There is a fine line between free speech and criminal threats.
Irvine Criminal Defense Lawyer Houman Fakhimi understands that a Valencia man is accused of crossing it.
According to The Los Angeles Times, the man wrote on an ESPN blog that he would not mind slaying children, and referenced the movie theater shooting in Colorado over the summer.
Although the man was located in the Santa Clarity Valley (notably near an elementary and junior high school), it was actually authorities in Connecticut who were alerted to the postings. ESPN is headquartered there.
The Yale University graduate was reportedly posting on the blog of an ESPN story referencing a $280 pair of Nike shoes named after basketball star LeBron James. It may seem like a stretch, but the story had sparked some 3,000 comments. A number of those comments referenced the possibility of youth being killed over the shoes.
This is where the 21-year-old suspect chimed in with his remarks, which stated that he was looking at children at that moment and wouldn't mind murdering a few of them.
He was charged under California Penal Code 422 PC, which is known as criminal threats or terrorist threats.
The element of this crime requires that you have threatened to physically harm someone and that person could therefore be reasonably placed in a state of fear for his or her safety or the safety of his or her family. It also requires that the threat be specific, unequivocal and that it be communicated either verbally, in writing or through an electronic device.
It's very important to note that the threat has to have been specific. People say many things facetiously, particularly when they believe their comments are being made anonymously on a blog forum.
Whether the individual actually intended to harm children may not be of any consequence if the court concludes that a reasonable person could have been placed in fear as a result of those threats. Even if the children were not aware of the threats, the judge could still use the standard that if they had seen them, they could have been placed in reasonable fear.
The prosecution's case may be further bolstered by the fact that authorities, after conducting a search warrant on the man's parent's house, where he was living, discovered several firearms. Unless he is a felon, it would not have been a crime for him to actually possess the weapons, but the problem is it boosts the idea that he not only made the threats, but had the immediate ability to carry them out.
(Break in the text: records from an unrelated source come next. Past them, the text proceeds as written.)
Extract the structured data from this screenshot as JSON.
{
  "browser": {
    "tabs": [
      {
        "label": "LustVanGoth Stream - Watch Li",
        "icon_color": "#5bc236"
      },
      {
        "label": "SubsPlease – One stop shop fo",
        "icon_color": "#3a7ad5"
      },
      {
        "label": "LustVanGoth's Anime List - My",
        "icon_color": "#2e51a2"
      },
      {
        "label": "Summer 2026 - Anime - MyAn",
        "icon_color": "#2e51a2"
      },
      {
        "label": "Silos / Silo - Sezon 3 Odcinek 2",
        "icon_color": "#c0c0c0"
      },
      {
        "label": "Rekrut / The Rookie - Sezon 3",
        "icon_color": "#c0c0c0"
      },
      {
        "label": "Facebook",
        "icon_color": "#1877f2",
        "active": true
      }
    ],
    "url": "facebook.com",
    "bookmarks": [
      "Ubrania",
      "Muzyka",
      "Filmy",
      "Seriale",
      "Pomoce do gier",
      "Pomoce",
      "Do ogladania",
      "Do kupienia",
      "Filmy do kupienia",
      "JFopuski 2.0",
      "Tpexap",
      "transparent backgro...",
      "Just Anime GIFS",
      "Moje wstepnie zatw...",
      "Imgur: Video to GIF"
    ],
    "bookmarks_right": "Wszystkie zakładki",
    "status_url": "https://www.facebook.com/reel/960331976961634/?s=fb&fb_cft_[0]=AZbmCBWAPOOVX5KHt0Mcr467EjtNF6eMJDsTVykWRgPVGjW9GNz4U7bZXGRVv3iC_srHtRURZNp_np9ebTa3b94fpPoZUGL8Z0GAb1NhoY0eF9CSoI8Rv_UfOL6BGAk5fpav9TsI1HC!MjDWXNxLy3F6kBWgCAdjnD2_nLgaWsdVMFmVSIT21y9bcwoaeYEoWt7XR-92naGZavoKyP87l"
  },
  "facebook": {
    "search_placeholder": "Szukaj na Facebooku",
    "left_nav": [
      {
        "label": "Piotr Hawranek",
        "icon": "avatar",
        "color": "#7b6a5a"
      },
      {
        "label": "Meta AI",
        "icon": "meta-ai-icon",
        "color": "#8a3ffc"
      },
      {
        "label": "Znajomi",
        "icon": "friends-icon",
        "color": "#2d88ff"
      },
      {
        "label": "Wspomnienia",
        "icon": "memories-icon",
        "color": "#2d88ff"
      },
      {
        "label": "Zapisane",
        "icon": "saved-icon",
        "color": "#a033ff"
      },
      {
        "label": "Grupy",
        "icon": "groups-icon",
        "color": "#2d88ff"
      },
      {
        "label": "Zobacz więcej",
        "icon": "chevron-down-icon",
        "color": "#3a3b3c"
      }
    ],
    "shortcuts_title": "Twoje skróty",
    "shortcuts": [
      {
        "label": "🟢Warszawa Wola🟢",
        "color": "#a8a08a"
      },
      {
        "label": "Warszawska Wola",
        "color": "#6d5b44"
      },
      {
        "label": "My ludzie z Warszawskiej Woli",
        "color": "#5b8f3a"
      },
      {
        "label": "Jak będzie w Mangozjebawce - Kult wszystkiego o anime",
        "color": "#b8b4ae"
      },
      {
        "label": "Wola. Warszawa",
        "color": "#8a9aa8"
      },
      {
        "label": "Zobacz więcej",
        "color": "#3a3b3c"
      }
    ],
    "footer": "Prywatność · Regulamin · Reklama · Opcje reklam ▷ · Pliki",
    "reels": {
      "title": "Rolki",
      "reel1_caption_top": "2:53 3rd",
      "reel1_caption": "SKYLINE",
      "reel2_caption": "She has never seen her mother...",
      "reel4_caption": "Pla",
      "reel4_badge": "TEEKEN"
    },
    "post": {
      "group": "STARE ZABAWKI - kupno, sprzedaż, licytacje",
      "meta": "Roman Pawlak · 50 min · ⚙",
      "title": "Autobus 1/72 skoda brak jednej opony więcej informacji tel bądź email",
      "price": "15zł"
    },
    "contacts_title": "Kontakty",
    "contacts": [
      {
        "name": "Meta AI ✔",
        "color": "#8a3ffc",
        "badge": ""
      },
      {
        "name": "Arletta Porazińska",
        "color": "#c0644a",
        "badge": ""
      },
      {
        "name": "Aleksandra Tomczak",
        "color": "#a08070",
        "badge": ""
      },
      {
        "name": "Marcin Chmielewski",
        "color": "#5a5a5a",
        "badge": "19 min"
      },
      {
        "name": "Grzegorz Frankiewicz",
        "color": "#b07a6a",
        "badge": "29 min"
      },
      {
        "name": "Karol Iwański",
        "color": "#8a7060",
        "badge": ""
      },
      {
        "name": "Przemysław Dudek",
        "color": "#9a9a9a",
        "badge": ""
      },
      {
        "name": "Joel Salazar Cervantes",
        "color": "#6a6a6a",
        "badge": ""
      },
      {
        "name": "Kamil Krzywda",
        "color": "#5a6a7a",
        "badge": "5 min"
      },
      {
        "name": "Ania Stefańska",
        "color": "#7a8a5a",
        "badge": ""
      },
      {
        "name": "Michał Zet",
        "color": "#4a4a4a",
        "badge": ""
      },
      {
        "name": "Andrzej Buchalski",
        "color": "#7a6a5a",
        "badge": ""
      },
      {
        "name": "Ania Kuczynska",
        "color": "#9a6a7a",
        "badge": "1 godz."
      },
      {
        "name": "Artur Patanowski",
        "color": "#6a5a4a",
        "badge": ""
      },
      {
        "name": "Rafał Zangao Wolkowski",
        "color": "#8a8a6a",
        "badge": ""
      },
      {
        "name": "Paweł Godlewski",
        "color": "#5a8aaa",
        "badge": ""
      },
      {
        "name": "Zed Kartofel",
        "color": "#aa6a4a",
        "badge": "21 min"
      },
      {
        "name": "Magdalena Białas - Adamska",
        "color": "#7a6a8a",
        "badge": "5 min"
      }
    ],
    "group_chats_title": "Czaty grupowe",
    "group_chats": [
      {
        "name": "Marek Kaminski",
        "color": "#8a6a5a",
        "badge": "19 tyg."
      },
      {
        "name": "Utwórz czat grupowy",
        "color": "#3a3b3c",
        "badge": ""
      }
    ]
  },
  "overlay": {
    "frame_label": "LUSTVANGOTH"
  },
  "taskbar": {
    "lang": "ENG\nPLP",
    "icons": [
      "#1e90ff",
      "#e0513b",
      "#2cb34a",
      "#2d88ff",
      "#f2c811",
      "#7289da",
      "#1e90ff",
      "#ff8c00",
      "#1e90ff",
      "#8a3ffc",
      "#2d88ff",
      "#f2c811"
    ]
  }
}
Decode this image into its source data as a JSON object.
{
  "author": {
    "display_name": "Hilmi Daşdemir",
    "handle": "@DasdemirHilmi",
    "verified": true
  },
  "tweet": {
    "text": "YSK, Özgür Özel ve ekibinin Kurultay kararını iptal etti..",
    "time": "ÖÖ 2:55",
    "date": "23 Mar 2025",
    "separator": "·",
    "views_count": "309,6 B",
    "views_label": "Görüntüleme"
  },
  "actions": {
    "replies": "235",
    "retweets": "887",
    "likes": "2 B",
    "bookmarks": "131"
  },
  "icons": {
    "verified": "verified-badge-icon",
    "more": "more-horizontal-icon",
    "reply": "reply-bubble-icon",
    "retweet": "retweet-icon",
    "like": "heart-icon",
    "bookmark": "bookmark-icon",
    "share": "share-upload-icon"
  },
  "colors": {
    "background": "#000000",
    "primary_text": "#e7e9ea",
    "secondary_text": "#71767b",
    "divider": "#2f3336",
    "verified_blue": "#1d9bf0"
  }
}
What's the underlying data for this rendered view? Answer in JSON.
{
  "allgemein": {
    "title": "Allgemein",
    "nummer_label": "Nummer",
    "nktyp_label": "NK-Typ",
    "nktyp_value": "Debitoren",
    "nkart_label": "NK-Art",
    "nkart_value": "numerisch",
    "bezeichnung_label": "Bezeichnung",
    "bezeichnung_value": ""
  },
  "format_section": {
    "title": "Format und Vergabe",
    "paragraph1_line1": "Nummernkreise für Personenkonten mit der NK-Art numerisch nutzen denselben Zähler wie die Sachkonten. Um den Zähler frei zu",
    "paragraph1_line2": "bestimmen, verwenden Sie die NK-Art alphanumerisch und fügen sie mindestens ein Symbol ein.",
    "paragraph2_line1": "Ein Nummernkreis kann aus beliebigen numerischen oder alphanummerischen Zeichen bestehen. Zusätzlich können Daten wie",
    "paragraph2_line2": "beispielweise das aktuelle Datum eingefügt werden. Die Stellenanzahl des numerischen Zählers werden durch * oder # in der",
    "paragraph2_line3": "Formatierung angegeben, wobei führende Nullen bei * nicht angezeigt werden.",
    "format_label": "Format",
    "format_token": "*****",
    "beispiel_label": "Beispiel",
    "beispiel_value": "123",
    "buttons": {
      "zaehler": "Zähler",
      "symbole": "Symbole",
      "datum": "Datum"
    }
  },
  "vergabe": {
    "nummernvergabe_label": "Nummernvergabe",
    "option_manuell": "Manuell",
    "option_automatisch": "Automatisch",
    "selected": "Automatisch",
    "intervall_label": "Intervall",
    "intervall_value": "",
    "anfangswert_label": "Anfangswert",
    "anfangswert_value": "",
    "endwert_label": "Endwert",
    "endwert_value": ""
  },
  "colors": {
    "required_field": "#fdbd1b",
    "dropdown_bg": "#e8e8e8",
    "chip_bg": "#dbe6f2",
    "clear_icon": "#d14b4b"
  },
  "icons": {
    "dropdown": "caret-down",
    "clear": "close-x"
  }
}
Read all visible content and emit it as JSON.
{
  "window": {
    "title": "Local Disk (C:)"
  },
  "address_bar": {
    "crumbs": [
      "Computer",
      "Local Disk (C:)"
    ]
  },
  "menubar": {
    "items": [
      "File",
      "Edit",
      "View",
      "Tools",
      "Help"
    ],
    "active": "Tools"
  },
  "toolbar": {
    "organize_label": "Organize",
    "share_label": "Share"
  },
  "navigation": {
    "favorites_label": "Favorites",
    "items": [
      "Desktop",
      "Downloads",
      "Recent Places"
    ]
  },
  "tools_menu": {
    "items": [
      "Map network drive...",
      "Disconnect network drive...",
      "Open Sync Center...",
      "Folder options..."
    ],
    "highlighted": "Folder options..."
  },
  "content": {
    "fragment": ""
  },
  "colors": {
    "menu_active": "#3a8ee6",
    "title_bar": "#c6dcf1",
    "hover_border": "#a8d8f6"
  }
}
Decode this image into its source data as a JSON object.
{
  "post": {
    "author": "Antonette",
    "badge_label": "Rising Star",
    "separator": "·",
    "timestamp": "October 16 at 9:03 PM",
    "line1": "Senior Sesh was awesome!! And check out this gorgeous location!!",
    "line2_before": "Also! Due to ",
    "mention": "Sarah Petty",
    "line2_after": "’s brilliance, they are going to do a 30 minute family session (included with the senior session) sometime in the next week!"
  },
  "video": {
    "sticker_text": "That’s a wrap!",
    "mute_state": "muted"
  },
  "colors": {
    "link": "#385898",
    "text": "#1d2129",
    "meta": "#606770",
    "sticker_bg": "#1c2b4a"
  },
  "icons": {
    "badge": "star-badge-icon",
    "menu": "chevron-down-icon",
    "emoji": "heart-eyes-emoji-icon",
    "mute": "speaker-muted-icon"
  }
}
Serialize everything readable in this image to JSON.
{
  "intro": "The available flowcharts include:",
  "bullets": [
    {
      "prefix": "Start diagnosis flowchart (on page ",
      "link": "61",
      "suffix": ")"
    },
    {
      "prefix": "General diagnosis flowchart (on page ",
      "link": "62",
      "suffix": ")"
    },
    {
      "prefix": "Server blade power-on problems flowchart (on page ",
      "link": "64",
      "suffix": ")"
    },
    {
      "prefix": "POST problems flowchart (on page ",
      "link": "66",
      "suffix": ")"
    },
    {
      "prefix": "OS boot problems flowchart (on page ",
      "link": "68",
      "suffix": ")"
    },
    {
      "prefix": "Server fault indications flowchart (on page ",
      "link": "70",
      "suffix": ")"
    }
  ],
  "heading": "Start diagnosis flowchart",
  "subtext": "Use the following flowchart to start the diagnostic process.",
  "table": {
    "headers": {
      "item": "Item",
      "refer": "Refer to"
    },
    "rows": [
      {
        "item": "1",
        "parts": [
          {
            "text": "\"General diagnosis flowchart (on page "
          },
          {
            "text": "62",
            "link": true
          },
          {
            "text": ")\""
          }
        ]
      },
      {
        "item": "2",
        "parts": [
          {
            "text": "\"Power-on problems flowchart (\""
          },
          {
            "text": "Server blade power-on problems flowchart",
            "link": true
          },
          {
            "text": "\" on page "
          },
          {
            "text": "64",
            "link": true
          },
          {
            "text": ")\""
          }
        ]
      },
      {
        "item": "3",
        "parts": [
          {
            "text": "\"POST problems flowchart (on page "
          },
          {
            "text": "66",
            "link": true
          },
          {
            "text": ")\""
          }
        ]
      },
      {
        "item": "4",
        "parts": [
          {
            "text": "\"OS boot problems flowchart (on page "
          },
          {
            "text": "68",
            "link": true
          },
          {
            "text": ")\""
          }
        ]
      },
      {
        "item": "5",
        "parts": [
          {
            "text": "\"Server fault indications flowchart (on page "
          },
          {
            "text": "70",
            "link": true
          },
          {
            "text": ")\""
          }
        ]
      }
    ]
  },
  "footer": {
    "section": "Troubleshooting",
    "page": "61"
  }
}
Making a criminal threat can be charged as either a misdemeanor or a felony, depending on the circumstances of the case, and it is up to the discretion of the prosecutor. As a misdemeanor, the charge carries a penalty of up to one year in jail. As a felony, the charge carries a maximum penalty of four years in state prison. If a deadly weapon was used in commission of the alleged crime, the sentence is increased by a year.
Additionally, conviction on a criminal threat charge is considered a "strike" against you under California's three strikes law.
Your defense attorney may be able to argue that you are not guilty of the crime based on one of the following facts:
- Your threat was vague or unspecific;
- The recipient of the so-called threat was not in fear or could not have reasonably been in fear;
- The recipient's fear was only momentary;
- You only made a threatening gesture, and you did not convey it through words or electronically or in writing.
With regard to electronic threats, there may additionally be the question of whether the person in question was actually the author of the threats.
In any case, anyone facing a charge of making criminal threats in Orange County will need strong legal representation.
Contact Houman Fakhimi trial attorney at (714) 705-6701 as soon as possible if you are charged with a crime in Orange County.